Problem details - For the entries below, say how many lines include the word "Order" and add nothing else.

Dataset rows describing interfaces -
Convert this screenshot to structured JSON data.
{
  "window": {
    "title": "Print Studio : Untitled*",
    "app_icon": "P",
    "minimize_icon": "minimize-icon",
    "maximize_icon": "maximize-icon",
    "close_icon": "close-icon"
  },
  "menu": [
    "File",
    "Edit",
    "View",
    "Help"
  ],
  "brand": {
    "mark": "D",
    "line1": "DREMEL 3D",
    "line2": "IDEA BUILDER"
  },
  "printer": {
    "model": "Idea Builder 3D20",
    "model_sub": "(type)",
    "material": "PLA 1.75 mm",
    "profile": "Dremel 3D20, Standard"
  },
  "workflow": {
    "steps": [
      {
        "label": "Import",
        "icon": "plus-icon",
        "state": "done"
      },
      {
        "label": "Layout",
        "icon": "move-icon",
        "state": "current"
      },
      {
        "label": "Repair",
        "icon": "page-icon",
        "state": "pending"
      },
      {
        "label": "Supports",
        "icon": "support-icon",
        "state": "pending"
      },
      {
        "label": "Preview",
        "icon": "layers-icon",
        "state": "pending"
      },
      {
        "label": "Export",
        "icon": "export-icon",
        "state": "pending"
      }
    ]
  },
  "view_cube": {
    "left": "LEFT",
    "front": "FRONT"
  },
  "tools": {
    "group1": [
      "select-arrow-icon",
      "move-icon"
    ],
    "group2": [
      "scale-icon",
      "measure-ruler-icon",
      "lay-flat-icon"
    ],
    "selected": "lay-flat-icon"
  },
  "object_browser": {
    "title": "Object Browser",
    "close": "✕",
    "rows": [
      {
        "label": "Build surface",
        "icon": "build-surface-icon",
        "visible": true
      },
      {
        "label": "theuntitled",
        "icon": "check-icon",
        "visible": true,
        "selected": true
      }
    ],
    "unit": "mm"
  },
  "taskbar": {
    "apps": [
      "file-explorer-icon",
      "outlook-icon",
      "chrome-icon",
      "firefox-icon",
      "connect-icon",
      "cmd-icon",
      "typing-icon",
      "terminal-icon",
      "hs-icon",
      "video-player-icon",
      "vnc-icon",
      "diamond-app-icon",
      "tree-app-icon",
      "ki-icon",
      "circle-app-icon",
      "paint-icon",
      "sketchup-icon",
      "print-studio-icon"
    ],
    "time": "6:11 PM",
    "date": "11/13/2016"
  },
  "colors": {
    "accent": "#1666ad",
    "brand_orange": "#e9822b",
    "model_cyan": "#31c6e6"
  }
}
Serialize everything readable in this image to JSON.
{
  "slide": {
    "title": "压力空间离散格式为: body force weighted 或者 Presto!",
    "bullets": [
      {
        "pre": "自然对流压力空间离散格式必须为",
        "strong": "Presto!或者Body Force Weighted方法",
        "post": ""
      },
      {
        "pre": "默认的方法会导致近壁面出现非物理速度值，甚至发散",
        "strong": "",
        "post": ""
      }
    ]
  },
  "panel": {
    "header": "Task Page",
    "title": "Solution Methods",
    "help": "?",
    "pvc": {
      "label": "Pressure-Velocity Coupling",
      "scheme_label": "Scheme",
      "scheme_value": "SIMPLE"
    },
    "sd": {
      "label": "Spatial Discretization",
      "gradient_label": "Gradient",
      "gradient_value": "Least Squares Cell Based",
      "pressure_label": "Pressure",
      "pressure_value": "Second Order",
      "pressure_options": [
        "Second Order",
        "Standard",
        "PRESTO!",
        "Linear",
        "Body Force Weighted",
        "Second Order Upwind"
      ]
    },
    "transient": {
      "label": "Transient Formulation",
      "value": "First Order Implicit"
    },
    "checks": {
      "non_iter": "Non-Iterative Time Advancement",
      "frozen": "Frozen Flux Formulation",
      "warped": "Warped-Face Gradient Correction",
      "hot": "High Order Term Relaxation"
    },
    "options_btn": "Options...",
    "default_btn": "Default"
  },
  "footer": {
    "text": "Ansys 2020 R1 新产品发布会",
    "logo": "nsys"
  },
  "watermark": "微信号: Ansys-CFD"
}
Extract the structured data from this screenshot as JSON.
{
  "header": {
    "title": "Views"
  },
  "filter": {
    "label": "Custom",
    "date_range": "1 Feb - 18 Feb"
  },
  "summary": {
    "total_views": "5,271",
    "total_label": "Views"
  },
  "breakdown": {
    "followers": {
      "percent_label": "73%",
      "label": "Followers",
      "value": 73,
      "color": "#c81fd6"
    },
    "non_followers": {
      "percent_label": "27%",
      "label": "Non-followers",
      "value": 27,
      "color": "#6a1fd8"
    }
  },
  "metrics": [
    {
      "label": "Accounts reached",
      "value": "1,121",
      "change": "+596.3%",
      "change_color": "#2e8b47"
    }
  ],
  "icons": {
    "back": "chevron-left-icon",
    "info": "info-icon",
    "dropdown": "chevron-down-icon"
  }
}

Written reply - 5